It is also an extraordinarily timely one. With equality issues coming to the fore in many countries around the world, principally the United States, it is extremely useful and reassuring to see an illustration of it “getting better” and not merely being told that. Furthermore, this is not merely an assertion I’m making based on my read of the film, but it is also included in the credits where the film is dedicated to the kids whose parents refused to allow them to participate in the making of the film.

North Sea Texas is a wonderfully rendered artistic film that should win over any and all open-minded fans of film, but any film has its target audience and for the audience targeted here there are few films that ever so firmly, staunchly and beautifully espoused its over- and underlying messages. Few films can really said to be of social significance beyond just being a film. This, I believe, is definitely one of them. It may take time, but this film is one that I believe will stand the test of time and become quite a milestone. You may even try to dismiss it as a fairy tale if you want, but that could well be the point. For who doesn’t deserve their happily ever after?

Thankful for World Cinema- Le Petit Nicolas
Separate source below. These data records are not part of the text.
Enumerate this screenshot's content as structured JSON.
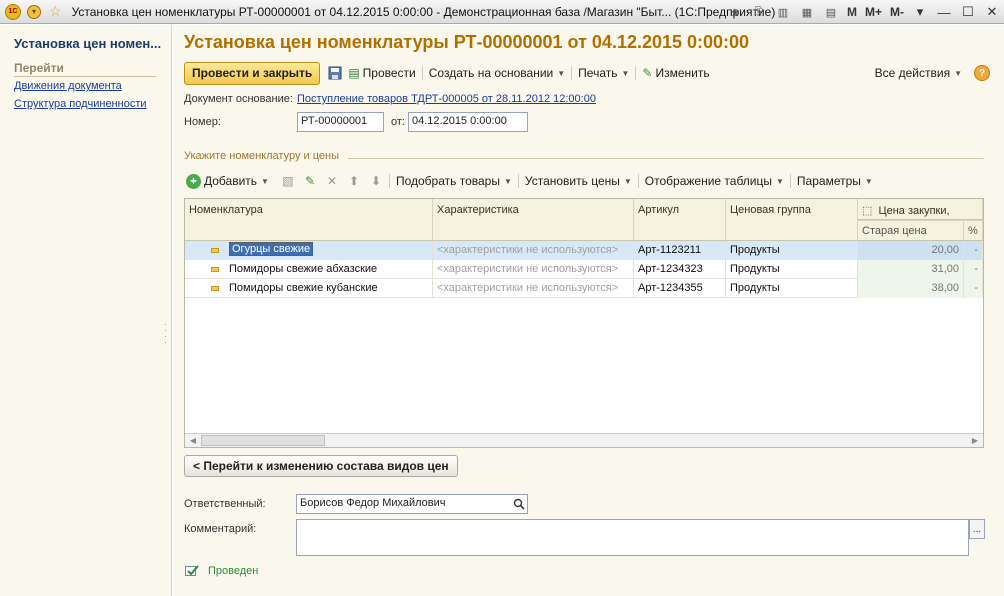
{
  "window": {
    "title": "Установка цен номенклатуры РТ-00000001 от 04.12.2015 0:00:00 - Демонстрационная база /Магазин \"Быт... (1С:Предприятие)",
    "logo_text": "1С",
    "tools": {
      "m": "M",
      "m_plus": "M+",
      "m_minus": "M-"
    }
  },
  "sidebar": {
    "title": "Установка цен номен...",
    "section": "Перейти",
    "links": [
      "Движения документа",
      "Структура подчиненности"
    ]
  },
  "document": {
    "title": "Установка цен номенклатуры РТ-00000001 от 04.12.2015 0:00:00",
    "commands": {
      "post_close": "Провести и закрыть",
      "post": "Провести",
      "create_based": "Создать на основании",
      "print": "Печать",
      "edit": "Изменить",
      "all_actions": "Все действия",
      "help": "?"
    },
    "base_label": "Документ основание:",
    "base_link": "Поступление товаров ТДРТ-000005 от 28.11.2012 12:00:00",
    "number_label": "Номер:",
    "number_value": "РТ-00000001",
    "date_label": "от:",
    "date_value": "04.12.2015  0:00:00"
  },
  "items_group": {
    "label": "Укажите номенклатуру и цены",
    "toolbar": {
      "add": "Добавить",
      "pick": "Подобрать товары",
      "set_prices": "Установить цены",
      "table_view": "Отображение таблицы",
      "params": "Параметры"
    },
    "columns": {
      "nomenclature": "Номенклатура",
      "characteristic": "Характеристика",
      "article": "Артикул",
      "price_group": "Ценовая группа",
      "purchase_price": "Цена закупки,",
      "old_price": "Старая цена",
      "percent": "%"
    },
    "rows": [
      {
        "name": "Огурцы свежие",
        "characteristic": "<характеристики не используются>",
        "article": "Арт-1123211",
        "group": "Продукты",
        "old_price": "20,00",
        "pct": "-"
      },
      {
        "name": "Помидоры свежие абхазские",
        "characteristic": "<характеристики не используются>",
        "article": "Арт-1234323",
        "group": "Продукты",
        "old_price": "31,00",
        "pct": "-"
      },
      {
        "name": "Помидоры свежие кубанские",
        "characteristic": "<характеристики не используются>",
        "article": "Арт-1234355",
        "group": "Продукты",
        "old_price": "38,00",
        "pct": "-"
      }
    ]
  },
  "nav_button": "< Перейти к изменению состава видов цен",
  "responsible": {
    "label": "Ответственный:",
    "value": "Борисов Федор Михайлович"
  },
  "comment": {
    "label": "Комментарий:",
    "value": "",
    "button": "..."
  },
  "status": "Проведен",
  "colors": {
    "accent": "#b07000",
    "link": "#1a3c9e",
    "panel_bg": "#faf8ec",
    "selection": "#d8e8f6",
    "posted": "#2c8a3a"
  }
}
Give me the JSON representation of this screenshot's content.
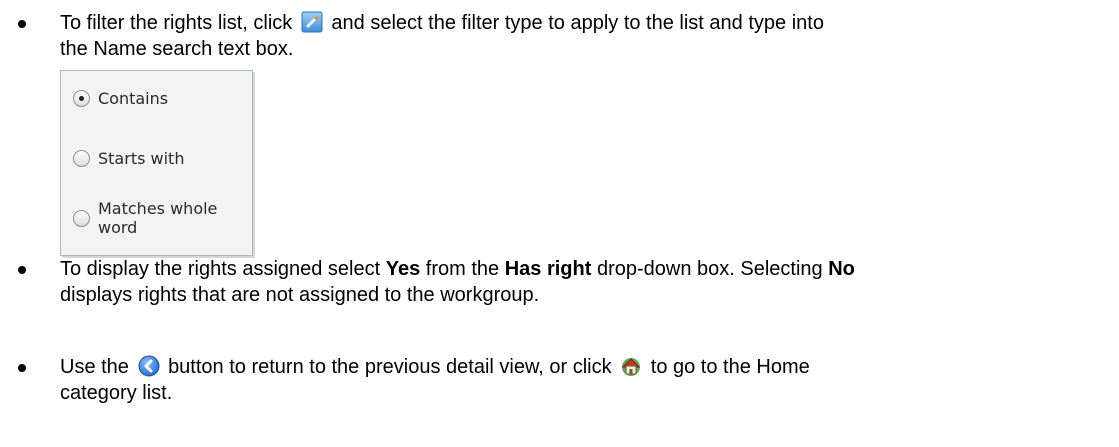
{
  "bullets": [
    {
      "line1_a": "To filter the rights list, click",
      "line1_b": "and select the filter type to apply to the list and type into",
      "line2": "the Name search text box.",
      "filter_icon": "filter-icon"
    },
    {
      "p1": "To display the rights assigned select ",
      "b1": "Yes",
      "p2": " from the ",
      "b2": "Has right",
      "p3": " drop-down box. Selecting ",
      "b3": "No",
      "line2": "displays rights that are not assigned to the workgroup."
    },
    {
      "p1": "Use the",
      "back_icon": "back-arrow-icon",
      "p2": "button to return to the previous detail view, or click",
      "home_icon": "home-icon",
      "p3": "to go to the Home",
      "line2": "category list."
    }
  ],
  "filter_options": [
    {
      "label": "Contains",
      "selected": true
    },
    {
      "label": "Starts with",
      "selected": false
    },
    {
      "label": "Matches whole word",
      "selected": false
    }
  ],
  "colors": {
    "text": "#000000",
    "panel_bg": "#f3f3f3",
    "panel_border": "#aeb6bf",
    "back_icon": "#3a7fd4"
  }
}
When looking for a theme in which to select films from the start of November until Thanksgiving being literal is not the best option. Films centered around Thanksgiving tend to be overly obsessed with dysfunctional families. So in thinking about the nature of the day which was initially a celebration of survival in the New World, I thought why not focus on foreign films.

Le Petit Nicolas

Maxime Godart, Vincent Claude, Victor Carles, Germain Petit Damico, Charles Vaillant and Benjamin Averty in Le Petit Nicolas (Wild Bunch)

Firstly, I must say that the availability of this film in the US is virtually non-existant. I managed to acquire a Canadian DVD (Also a Region 1) on Amazon. The film didn’t really see distribution here because it is based on a book series by René Goscinny that doesn’t have tremendous cultural impact in the US.

His other major contribution is as one of the architects of the Asterix series of books, which some here do know so the terrible first cinematic adaptation did come here. All this is brought to the fore because its non-distribution in the US really is confounding. The adaptation angle needn’t be used to sell the film. The humor and themes of the film really are universal.

While being familiar with the book, I’m sure, helped some appreciate it. It is a delightfully simple and accessible story that can be enjoyed by audiences of all ages. There are little treats for those in the know like, for example, the boys get inspiration for a scheme from an Asterix strip but it isn’t necessary to enjoy it.

This film is also very funny and while it does test your suspension of disbelief it should pass. Much of the film hinges on misconceptions that Nicolas has about his home life, which could be clarified if he talks to his parents but a child’s fears aren’t always relayed to his parents especially these.

This was a wonderful discovery and hopefully there are others in the offing as the series of books is quite lengthy.